Associate Professors Andrew Anderson and Laura Downie, from the Department of Optometry and Vision Sciences at the University of Melbourne will address the hot topic of blue-light filtering lenses and whether they are useful for managing Computer Vision Syndrome at the upcoming O=MEGA23/WCO4 conference in September.
During a presentation titled ‘Computer Vision Syndrome: Do Blue-light Filtering Lenses (and Other Therapies) Help?’, they will expand on their 2021 research, published in the American Journal of Ophthalmology, by further examining what is known about blue light-blocking ophthalmic devices and other approaches that have been studied for managing computer vision syndrome.
Assoc Prof Downie noted that a wide variety of different approaches had been studied as possible management strategies for computer vision syndrome
“While our research has shown that spectacle lenses with blue-light blockers represent about one-third of all prescribed glasses, scientific evidence does not support the notion that wearing blue-light blocking lenses is effective in preventing eye strain caused by digital devices,” said A/Prof Anderson.
According to A/Prof Anderson, the concerns surrounding excessive screen time and its impact on the eyes arise from the belief that because blue light wavelengths possess higher energy, the threat posed to vision is significant.
“The light emitted by computer screens falls well within safe levels and poses no significant risk to eye health. The most powerful source of blue light we are exposed to on a day-to-day basis is the sun, and so it is important that often over-hyped information about the risks from computer screens does not distract patients from ensuring they take appropriate care in the sun – for example, limiting their exposure and using appropriate sunglasses.
Optometrists serve a crucial role in appropriately educating patients in this regard and providing them with spectacles and sunglasses that meet relevant Australian standards.”
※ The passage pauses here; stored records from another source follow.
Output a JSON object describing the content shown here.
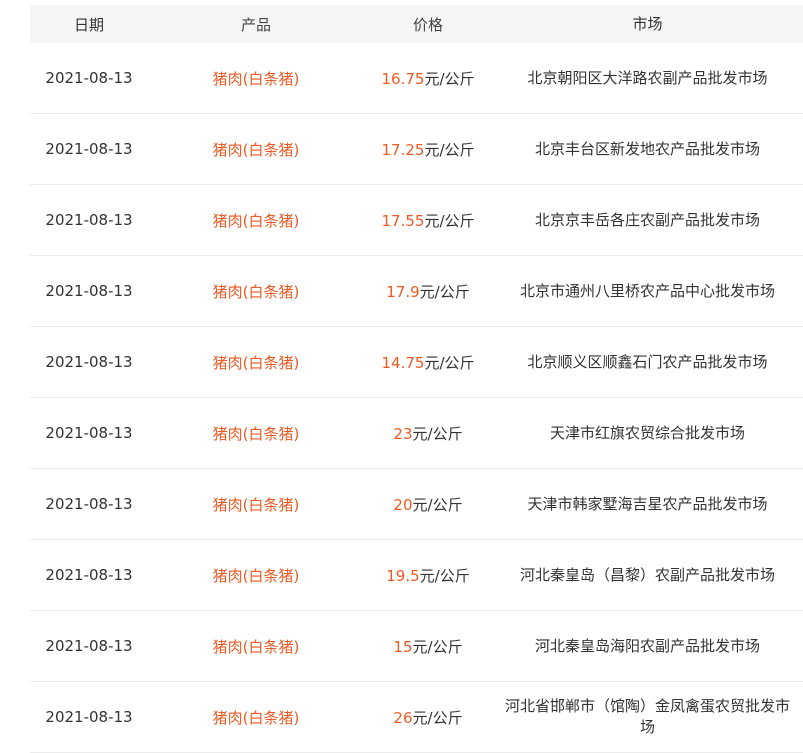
{
  "columns": [
    "日期",
    "产品",
    "价格",
    "市场"
  ],
  "rows": [
    {
      "date": "2021-08-13",
      "product": "猪肉(白条猪)",
      "price": "16.75",
      "unit": "元/公斤",
      "market": "北京朝阳区大洋路农副产品批发市场"
    },
    {
      "date": "2021-08-13",
      "product": "猪肉(白条猪)",
      "price": "17.25",
      "unit": "元/公斤",
      "market": "北京丰台区新发地农产品批发市场"
    },
    {
      "date": "2021-08-13",
      "product": "猪肉(白条猪)",
      "price": "17.55",
      "unit": "元/公斤",
      "market": "北京京丰岳各庄农副产品批发市场"
    },
    {
      "date": "2021-08-13",
      "product": "猪肉(白条猪)",
      "price": "17.9",
      "unit": "元/公斤",
      "market": "北京市通州八里桥农产品中心批发市场"
    },
    {
      "date": "2021-08-13",
      "product": "猪肉(白条猪)",
      "price": "14.75",
      "unit": "元/公斤",
      "market": "北京顺义区顺鑫石门农产品批发市场"
    },
    {
      "date": "2021-08-13",
      "product": "猪肉(白条猪)",
      "price": "23",
      "unit": "元/公斤",
      "market": "天津市红旗农贸综合批发市场"
    },
    {
      "date": "2021-08-13",
      "product": "猪肉(白条猪)",
      "price": "20",
      "unit": "元/公斤",
      "market": "天津市韩家墅海吉星农产品批发市场"
    },
    {
      "date": "2021-08-13",
      "product": "猪肉(白条猪)",
      "price": "19.5",
      "unit": "元/公斤",
      "market": "河北秦皇岛（昌黎）农副产品批发市场"
    },
    {
      "date": "2021-08-13",
      "product": "猪肉(白条猪)",
      "price": "15",
      "unit": "元/公斤",
      "market": "河北秦皇岛海阳农副产品批发市场"
    },
    {
      "date": "2021-08-13",
      "product": "猪肉(白条猪)",
      "price": "26",
      "unit": "元/公斤",
      "market": "河北省邯郸市（馆陶）金凤禽蛋农贸批发市场"
    }
  ],
  "colors": {
    "accent": "#ee5a24",
    "header_bg": "#f5f5f5",
    "border": "#ececec",
    "text": "#333333"
  }
}
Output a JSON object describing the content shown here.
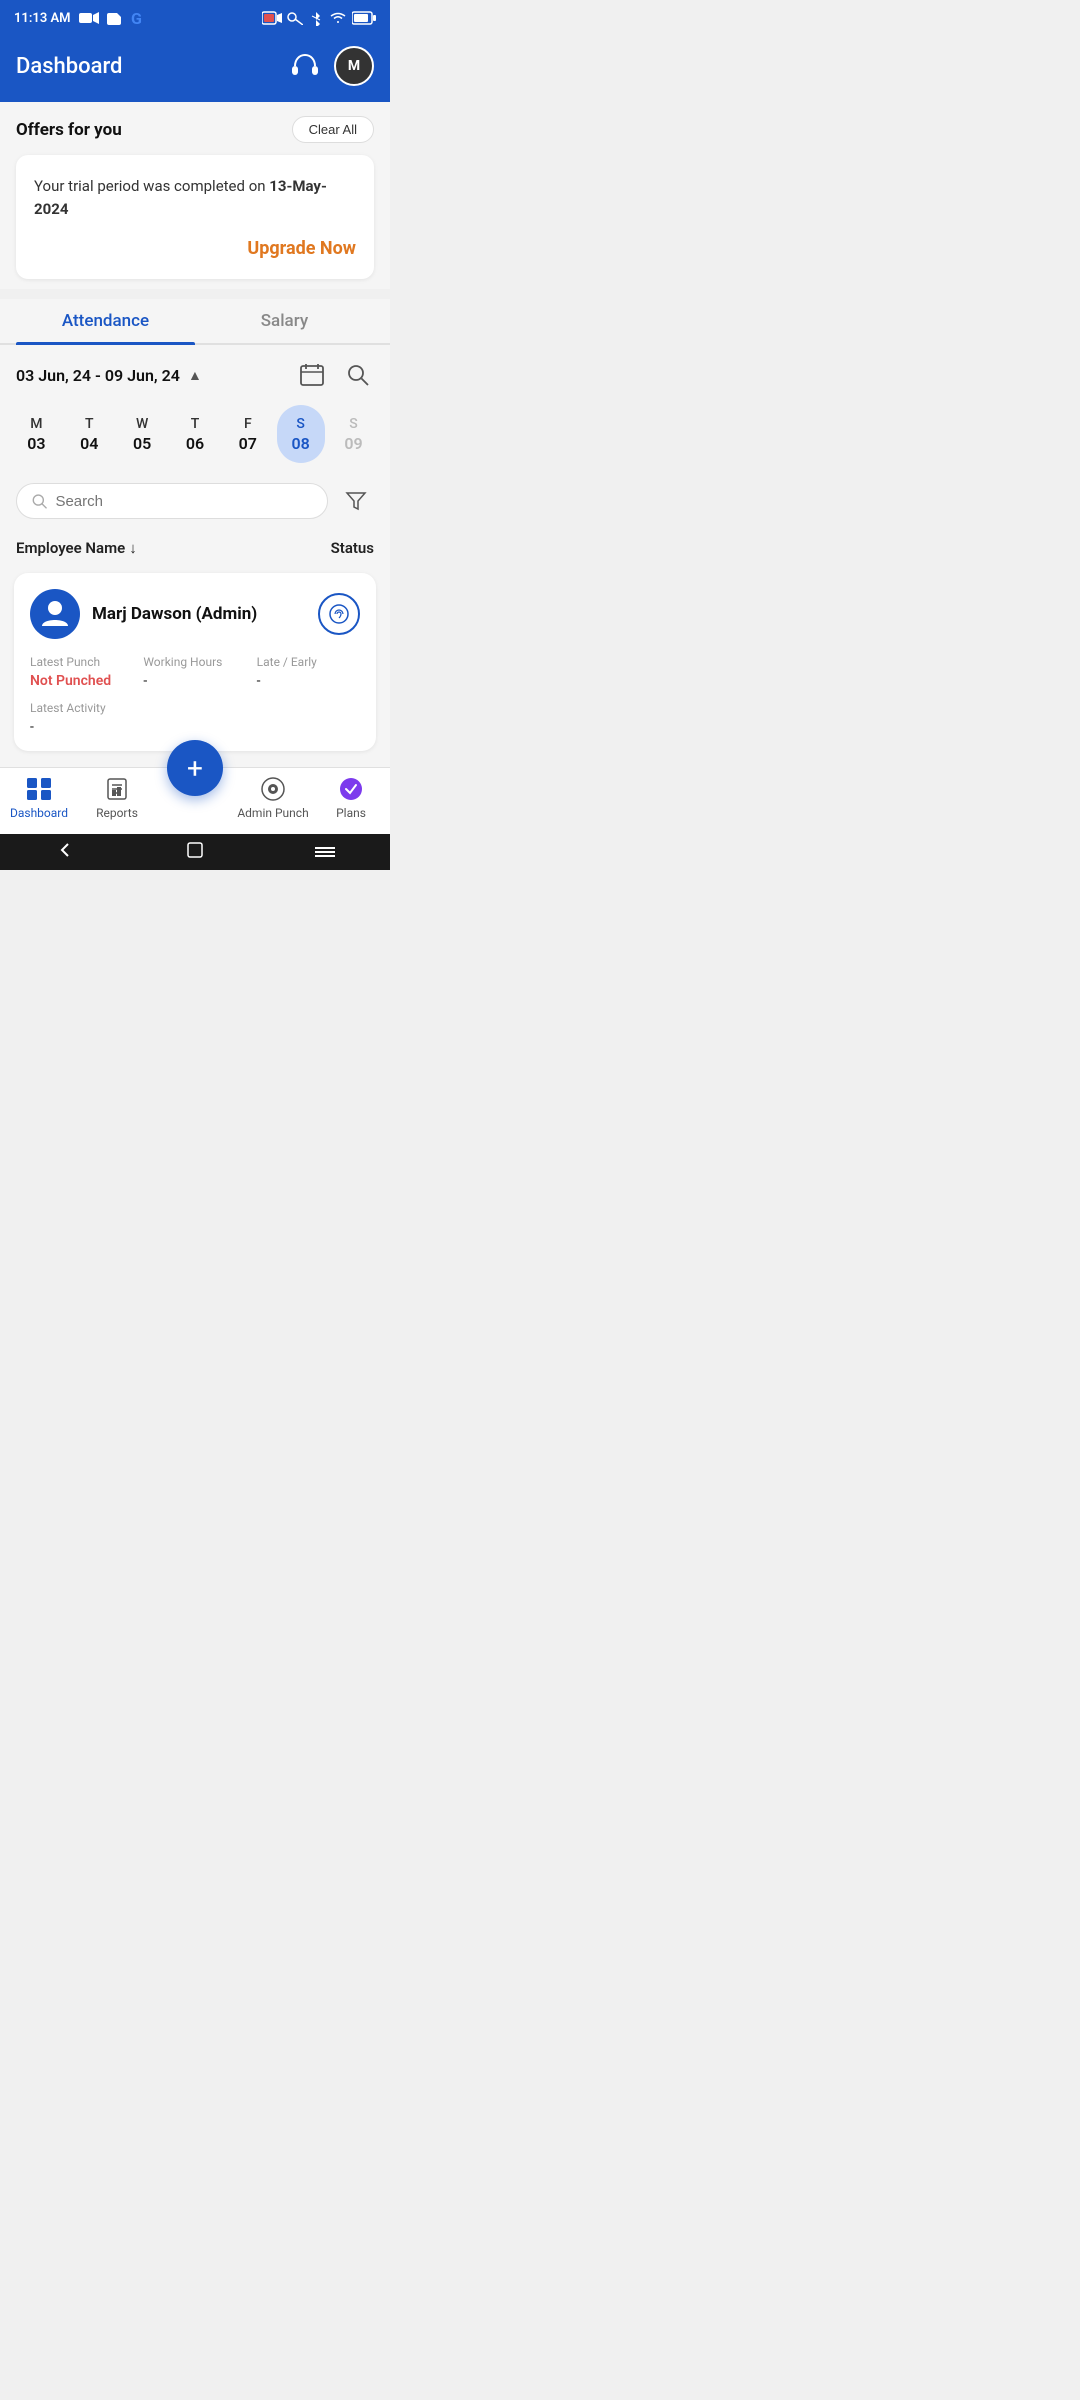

Assoc Prof Downie noted that a wide variety of different approaches had been studied as possible management strategies for computer vision syndrome, ranging from different forms of optical aids, through to systemic vitamin supplementation, and even yoga.
“Based on our comprehensive consideration of the best-available research evidence from randomised controlled clinical trials, our 2022 systematic review published in Ophthalmology did not find high-certainty evidence to support the use of any therapy studied to date for treating computer vision syndrome,” Assoc Prof Downie said.
Assoc Profs. Anderson and Downie’s presentation at O=MEGA23/WCO4 will take place on Saturday, 9 September in The Eureka room at the Melbourne Convention & Exhibition Centre (MCEC) from 9am – 10am.
The biennial O=MEGA event is the optometry industry’s biggest event in the Southern Hemisphere and in 2023, it will combine with the World Congress of Optometry. This partnership will create a unique alignment and rare opportunity to combine a national and international program to showcase the largest optometric event in the region.
Find more program information here.
A Creche, Social Functions and the Koori Market
To support parents attending the event, O=MEGA23/WCO4 will offer a creche service run by qualified staff for the duration of the clinical program with morning tea, lunch and afternoon tea for little ones included in the cost.
Various social functions are also on the itinerary for conference delegates and include the Welcome Reception (Friday evening, 8 September) and the Meet and Greet Down Under event (Saturday evening, 9 September), which will run concurrently with The Koorie Market @ Naarm.
Creating a wonderful opportunity for the optometric community to connect with Aboriginal communities, the Koori Market @ Naarm will showcase Indigenous and First Nations work, businesses, wares and musical talent, celebrating and uplifting their culture.